Cheers to the new owners. I wish you the best of fortune and luck. And thank you for keeping this landmark alive via revival.
By Adam Lovinus
By Lilledeshan Bose
By Gabriel San Roman
By Rachel Mattice
By Stephanie Zacharek
By Daniel Kohn
By Nate Jackson
By Mike Seeley
In December 2012, the Doll Hut's tiny roomful of locals were sobbing in their beers and shouting in the streets after the Yeastie Boys played the last scheduled gig at the iconic punk club. Music fans were sure the place was done, a chapter in our local music history closed forever, as the new owners planned to turn it into a Latino bar.
But a year after the club's supposed extinction, the Doll Hut remains alive thanks to former show promoter Michael "Mac" McGarvey and his longtime girlfriend, Tammy Butler. They bought the place from the previous owners and rehabbed it back to its former self. That just meant stamping out the bright colors, putting some blood and sweat back on the floor, and slapping band stickers on every wall. And suddenly, the world was right again.
"Everybody's really happy it's come back, and people keep thanking me," says McGarvey, a husky, bearded 38-year-old Long Beach native. "Everyone has special feelings about the Hut, and there has really been an outpouring of help and well-wishers."
McGarvey, who booked shows at the place from November 2009 until its final day in 2012, says that he wanted to buy the place last year, but it didn't work out. Luckily, the then-owners decided the little punk roadhouse wasn't for them anymore—confirming once and for all that if the Doll Hut isn't going to serve cheap beer and loud, abrasive music, it might as well be leveled. Seeing a new opportunity to grab the Hut, McGarvey jumped on it. Officially open since Jan. 2, it was christened by local bands Civil Disgust, Slave Labor Union, PROST and DMF.
"I put an announcement up on Facebook [on New Year's Eve], and I had a lineup for a show put together by about 5:30 the next morning," McGarvey says. "The next day, we put in the sound and did the show. So I [was] just hitting the ground running. I had to do this—it was unexpected—so the first couple of months is gonna be pretty sketchy. . . . All those people who cried and said they missed it, we'd like them to come out and support."
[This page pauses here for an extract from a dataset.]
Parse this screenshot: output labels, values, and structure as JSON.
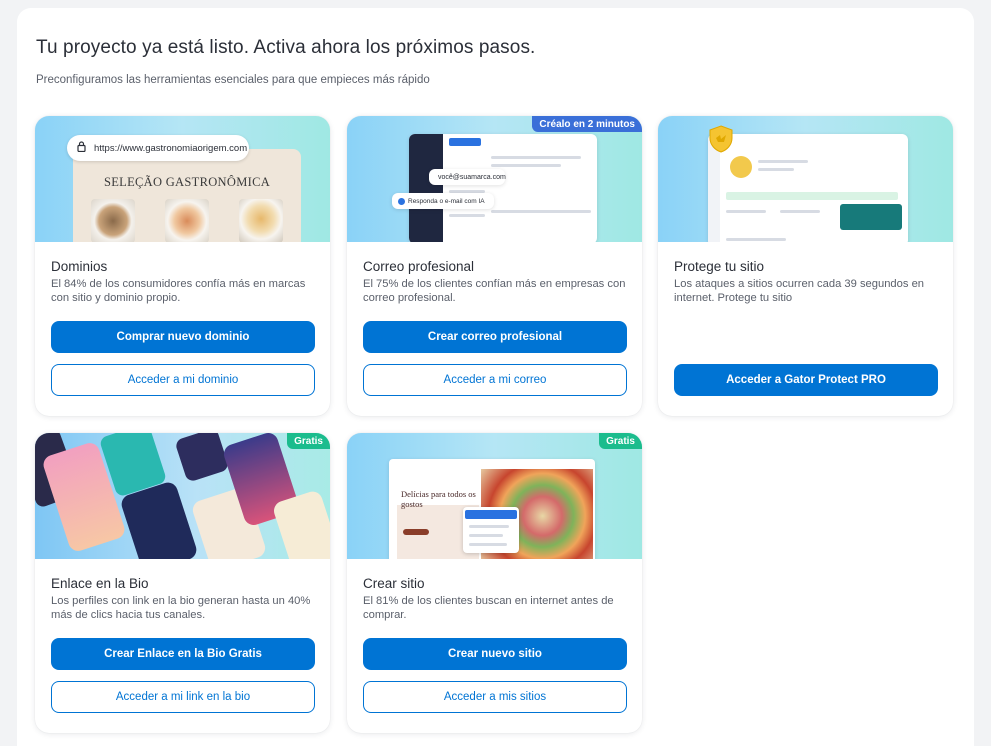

He and Butler say they have received an outpouring of help from old friends and patrons of the club. Whether it was the chance to volunteer their band for a gig or paint over the wall colors left from the previous regime, loads of musicians and fans chipped in.
"One of the walls was orange, and I was like, 'Oh, no, I don't have time to paint it,'" recalls Butler. "And one of my friends got some paint and painted the band name Agent Orange on the wall, so it seemed deliberate. . . . We're giving it back to the fans, and if we can bring it back to the old place as much as possible, it's important. Because it really is loved."